The personal hurricanes have also exposed some deep foundations in my own life and in the lives of those around me. My friend with cancer is not someone whose good qualities are buried beneath the surface -- he is a quality person who inspires love from those around him. But the ordinary layers of complaints and reluctance and the tolerance for half-living that we as humans all experience have been, at least temporarily, stripped away from him revealing a person of deep and shining faith, courage, celebration and love. And for us, his community, it has stripped away our normal inattention to reveal love and encouragement and support for him and his family. The financial hurricane in my own life and in the lives of my friends have not broken our wills -- if anything I see more self-expression and determination and positive action than I've ever seen before. We are tougher and more creative than our circumstances would appear, and we will not only survive but we will see our dreams realized.

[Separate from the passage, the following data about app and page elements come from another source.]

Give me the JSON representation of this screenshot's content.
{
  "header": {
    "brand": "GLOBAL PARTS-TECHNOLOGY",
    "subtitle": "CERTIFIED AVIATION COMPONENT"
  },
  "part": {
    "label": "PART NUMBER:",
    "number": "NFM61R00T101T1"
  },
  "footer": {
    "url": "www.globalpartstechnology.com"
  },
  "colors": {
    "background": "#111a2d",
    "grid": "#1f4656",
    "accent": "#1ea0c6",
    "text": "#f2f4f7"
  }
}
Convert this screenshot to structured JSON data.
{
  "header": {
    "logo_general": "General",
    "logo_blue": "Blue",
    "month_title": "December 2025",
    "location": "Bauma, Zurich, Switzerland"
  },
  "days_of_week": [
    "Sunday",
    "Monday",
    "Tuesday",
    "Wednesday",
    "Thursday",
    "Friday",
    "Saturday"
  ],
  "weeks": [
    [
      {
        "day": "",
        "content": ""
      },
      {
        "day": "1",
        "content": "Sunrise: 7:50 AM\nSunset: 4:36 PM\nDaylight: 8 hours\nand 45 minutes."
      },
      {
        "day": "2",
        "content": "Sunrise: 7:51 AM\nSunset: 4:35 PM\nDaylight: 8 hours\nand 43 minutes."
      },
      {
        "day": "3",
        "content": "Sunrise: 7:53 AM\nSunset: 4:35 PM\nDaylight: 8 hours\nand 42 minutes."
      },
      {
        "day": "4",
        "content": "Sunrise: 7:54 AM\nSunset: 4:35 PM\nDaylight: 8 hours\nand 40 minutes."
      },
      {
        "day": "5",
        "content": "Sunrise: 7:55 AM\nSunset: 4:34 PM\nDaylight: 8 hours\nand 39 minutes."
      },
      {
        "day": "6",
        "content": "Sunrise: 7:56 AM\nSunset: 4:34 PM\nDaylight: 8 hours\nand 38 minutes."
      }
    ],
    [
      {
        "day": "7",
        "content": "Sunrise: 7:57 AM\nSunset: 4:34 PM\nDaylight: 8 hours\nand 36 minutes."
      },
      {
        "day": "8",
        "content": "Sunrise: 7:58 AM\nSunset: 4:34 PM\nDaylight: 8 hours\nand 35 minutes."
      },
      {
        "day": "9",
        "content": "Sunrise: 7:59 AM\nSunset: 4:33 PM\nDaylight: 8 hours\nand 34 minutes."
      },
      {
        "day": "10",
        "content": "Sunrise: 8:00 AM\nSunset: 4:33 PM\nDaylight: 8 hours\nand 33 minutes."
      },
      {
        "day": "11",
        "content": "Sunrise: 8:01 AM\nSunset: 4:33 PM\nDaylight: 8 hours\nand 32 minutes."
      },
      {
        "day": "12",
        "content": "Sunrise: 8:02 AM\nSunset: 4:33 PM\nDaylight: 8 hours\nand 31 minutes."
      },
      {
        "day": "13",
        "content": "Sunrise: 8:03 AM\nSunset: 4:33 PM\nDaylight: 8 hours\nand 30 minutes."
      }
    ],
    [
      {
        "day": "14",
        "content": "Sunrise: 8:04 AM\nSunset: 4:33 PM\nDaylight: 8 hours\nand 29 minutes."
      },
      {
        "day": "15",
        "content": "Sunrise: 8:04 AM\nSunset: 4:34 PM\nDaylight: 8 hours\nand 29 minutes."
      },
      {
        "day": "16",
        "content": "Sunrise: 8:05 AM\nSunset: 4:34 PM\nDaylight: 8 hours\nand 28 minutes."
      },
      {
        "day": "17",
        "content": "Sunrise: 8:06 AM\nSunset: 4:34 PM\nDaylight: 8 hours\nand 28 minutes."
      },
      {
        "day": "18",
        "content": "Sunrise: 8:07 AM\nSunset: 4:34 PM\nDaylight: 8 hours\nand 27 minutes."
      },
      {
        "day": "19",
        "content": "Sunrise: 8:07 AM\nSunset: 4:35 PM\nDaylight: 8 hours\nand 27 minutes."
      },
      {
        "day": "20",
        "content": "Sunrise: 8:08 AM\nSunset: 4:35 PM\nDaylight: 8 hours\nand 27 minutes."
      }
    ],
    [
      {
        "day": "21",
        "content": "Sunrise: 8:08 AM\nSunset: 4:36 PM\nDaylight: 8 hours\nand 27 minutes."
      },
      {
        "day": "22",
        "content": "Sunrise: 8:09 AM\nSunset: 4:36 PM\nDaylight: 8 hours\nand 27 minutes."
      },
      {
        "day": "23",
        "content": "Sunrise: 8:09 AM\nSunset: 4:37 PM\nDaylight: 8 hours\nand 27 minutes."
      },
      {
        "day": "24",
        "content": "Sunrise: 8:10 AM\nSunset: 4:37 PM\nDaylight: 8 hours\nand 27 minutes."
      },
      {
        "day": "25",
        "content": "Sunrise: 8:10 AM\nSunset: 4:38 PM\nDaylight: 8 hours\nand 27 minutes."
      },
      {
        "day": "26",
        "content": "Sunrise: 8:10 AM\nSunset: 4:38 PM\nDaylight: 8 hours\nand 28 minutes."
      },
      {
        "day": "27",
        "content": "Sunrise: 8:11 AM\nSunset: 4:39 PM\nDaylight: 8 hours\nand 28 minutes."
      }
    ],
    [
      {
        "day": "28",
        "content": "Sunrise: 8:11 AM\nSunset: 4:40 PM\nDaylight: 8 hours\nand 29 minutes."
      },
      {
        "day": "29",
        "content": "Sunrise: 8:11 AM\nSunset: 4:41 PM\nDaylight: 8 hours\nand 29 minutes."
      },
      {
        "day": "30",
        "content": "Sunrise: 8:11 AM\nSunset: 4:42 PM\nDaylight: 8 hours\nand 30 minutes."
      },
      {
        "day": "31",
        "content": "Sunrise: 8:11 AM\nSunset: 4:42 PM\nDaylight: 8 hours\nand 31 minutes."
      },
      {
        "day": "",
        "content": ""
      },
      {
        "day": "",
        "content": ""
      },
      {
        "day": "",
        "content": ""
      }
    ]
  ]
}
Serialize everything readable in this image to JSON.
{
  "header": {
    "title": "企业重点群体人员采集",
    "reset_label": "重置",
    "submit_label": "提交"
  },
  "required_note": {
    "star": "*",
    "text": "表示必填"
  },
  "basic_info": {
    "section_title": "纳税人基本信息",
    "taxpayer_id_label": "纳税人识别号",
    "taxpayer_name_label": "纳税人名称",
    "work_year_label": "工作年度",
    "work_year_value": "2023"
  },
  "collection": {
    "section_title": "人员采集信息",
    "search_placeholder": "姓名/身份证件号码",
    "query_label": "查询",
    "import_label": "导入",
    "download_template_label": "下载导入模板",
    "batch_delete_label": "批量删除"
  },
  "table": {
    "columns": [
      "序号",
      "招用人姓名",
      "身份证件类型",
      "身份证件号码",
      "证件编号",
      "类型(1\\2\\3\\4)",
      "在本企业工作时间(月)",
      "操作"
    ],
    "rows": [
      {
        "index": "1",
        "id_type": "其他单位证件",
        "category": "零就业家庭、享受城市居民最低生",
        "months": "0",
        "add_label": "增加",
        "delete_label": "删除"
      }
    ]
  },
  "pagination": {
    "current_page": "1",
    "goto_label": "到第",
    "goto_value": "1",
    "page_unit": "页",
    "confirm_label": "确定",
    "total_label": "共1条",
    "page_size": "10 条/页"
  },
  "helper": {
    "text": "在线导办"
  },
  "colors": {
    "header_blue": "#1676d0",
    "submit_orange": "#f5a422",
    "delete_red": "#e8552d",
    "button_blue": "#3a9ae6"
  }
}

As much as we would like to forget it, it's always hurricane season. "Normal life" doesn't really exist. Helen Keller said "Security is mostly a superstition. It does not exist in nature... Life is either a daring adventure, or it is nothing." Hurricanes bring destruction, but they also bring opportunity. Hurricane Katrina opened up a massive opportunity for Americans to come to grips with what was exposed about our country. The personal storms in the lives of my circle of friends have opened up a chance for change, for action, for choosing life and a dream, for celebration.
I would wager that at some level there is a hurricane currently landing in your country, your state, your city, your neighborhood, your home, your work, your church, your life. The peril is real, the stakes are high, the cameras are rolling and people are watching, hoping for someone to bring light into a dark situation. What will the storm reveal about you if you let it, and how will you respond to the opportunities it brings?
Professional portfolio -
Personal journal -